Angie: Now she can play outside with all of her friends.

Even with restoring vitals, I finished while still high on Asclepius.

Angie: Having someone cut open your chest is so unnatural, but something in that little heart refused to give up. Maybe it sounds silly, but I keep thinking about it. The human body is truly amazing.

If you missed the video, I mention in it that this is the last operation for the chapter. Sadly, it's pretty underwhelming for that milestone.

These are all straightforward.

[I]What the hell is wrong with her nose?

I mean, she looks the same except her nose is trying to escape through the mouth.

Derek: The operation was a success. She'll need about two months to fully recover before she can go back to school, but after that, she'll be good as new.

Mrs. Chalke: That's good news. Oh, thank you so much, Doctor.

Derek: People are always worried about heart surgery-especially on children. But, modern medicine allows us to treat such conditions with much greater success than ten, even just five years ago. Young patients like your daughter face very little risk of permanent physical damage. To be honest, I'm more worried about the psychological stress operations like this might have on small children. Please take good care of her during her recovery.

Mrs. Chalke: Oh, of course. Elisa... we love you so much...

"You have my condolences..."

"Mom, why are you crying? Dad's okay, right? He's... gonna get better, right!? B-but, why isn't Dad getting better? You can fix him! You just gotta! He's my dad!"

"I'm sorry, son. No doctor in the world could save your father from this."

Hoffman: So, you're willing to throw away your own happiness for this?

Derek: I know about what happened to you in the past. I know that having superior skills will only create more pressure to succeed. That everyone will expect me to have answers no one else has. I'm sure those are valid concerns. And, the path I've chosen will probably cause me a lot of pain. But I became a doctor so that no one would have to die from an incurable disease. Not ever again.

Derek: Diseases are painful. And, losing someone to a disease is even more painful. It's hard for doctors to tell people their loved ones can't be cured. I'm going to make sure they won't have to. Caduceus has already found ways to save thousands of people. If I can somehow help them find cures for "incurable diseases," then...

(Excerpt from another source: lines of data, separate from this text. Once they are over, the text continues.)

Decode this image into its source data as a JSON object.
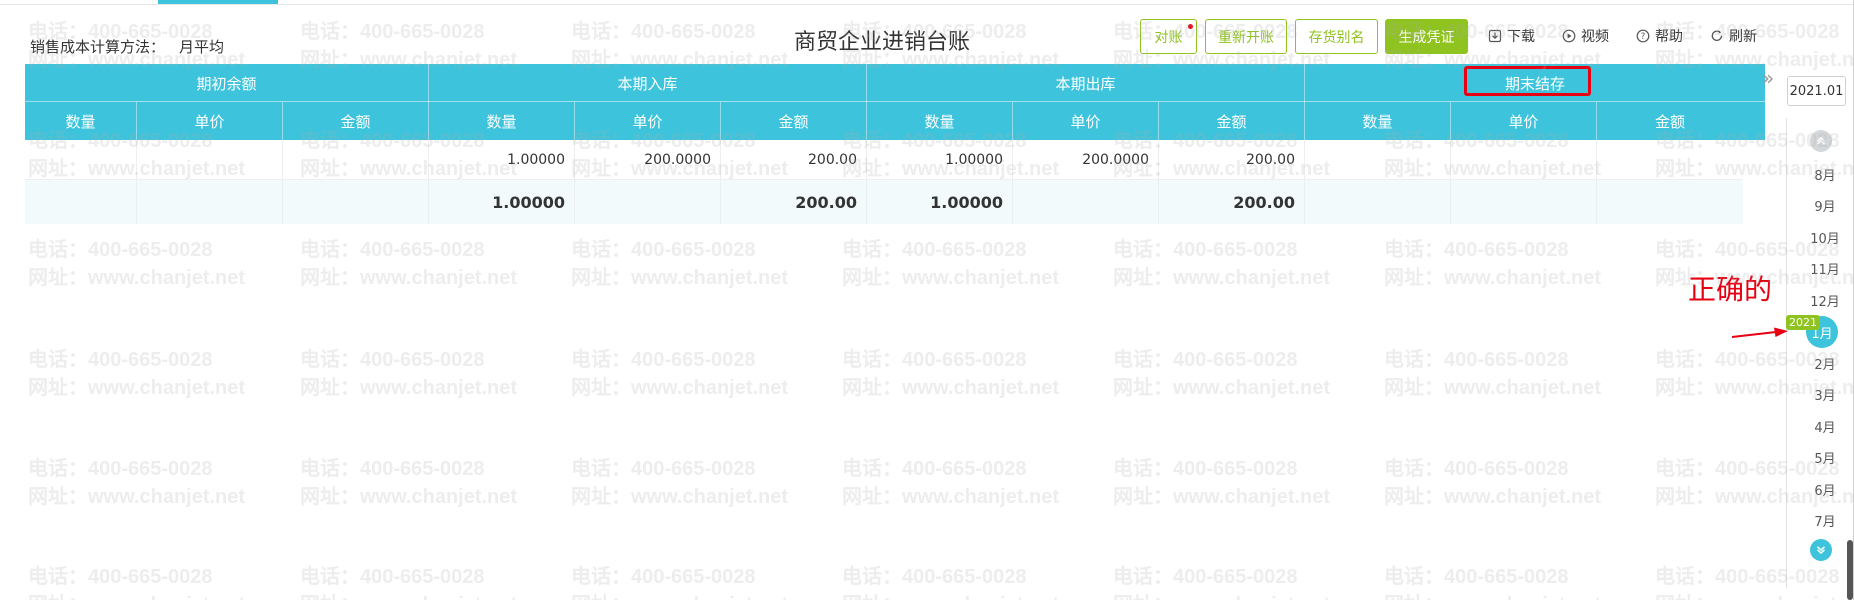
{
  "app": {
    "title": "商贸企业进销台账",
    "cost_method_label": "销售成本计算方法：",
    "cost_method_value": "月平均"
  },
  "toolbar": {
    "reconcile": "对账",
    "reopen": "重新开账",
    "alias": "存货别名",
    "generate_voucher": "生成凭证",
    "download": "下载",
    "video": "视频",
    "help": "帮助",
    "refresh": "刷新"
  },
  "colors": {
    "header_bg": "#3dc4dc",
    "accent_green": "#8fc31f",
    "highlight_red": "#e60012",
    "total_row_bg": "#f2fafc"
  },
  "table": {
    "groups": [
      "期初余额",
      "本期入库",
      "本期出库",
      "期末结存"
    ],
    "columns": [
      "数量",
      "单价",
      "金额",
      "数量",
      "单价",
      "金额",
      "数量",
      "单价",
      "金额",
      "数量",
      "单价",
      "金额"
    ],
    "rows": [
      [
        "",
        "",
        "",
        "1.00000",
        "200.0000",
        "200.00",
        "1.00000",
        "200.0000",
        "200.00",
        "",
        "",
        ""
      ]
    ],
    "total": [
      "",
      "",
      "",
      "1.00000",
      "",
      "200.00",
      "1.00000",
      "",
      "200.00",
      "",
      "",
      ""
    ]
  },
  "watermark": {
    "line1": "电话：400-665-0028",
    "line2": "网址：www.chanjet.net"
  },
  "sidebar": {
    "period": "2021.01",
    "year_badge": "2021",
    "active_month": "1月",
    "months_before": [
      "8月",
      "9月",
      "10月",
      "11月",
      "12月"
    ],
    "months_after": [
      "2月",
      "3月",
      "4月",
      "5月",
      "6月",
      "7月"
    ]
  },
  "annotation": {
    "text": "正确的"
  }
}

End of Chapter 2-11

That's the end of the longest chapter in the game. Next up, we visit Dr. Weaver for another operation, then it's on to chapter 3, where things get especially silly.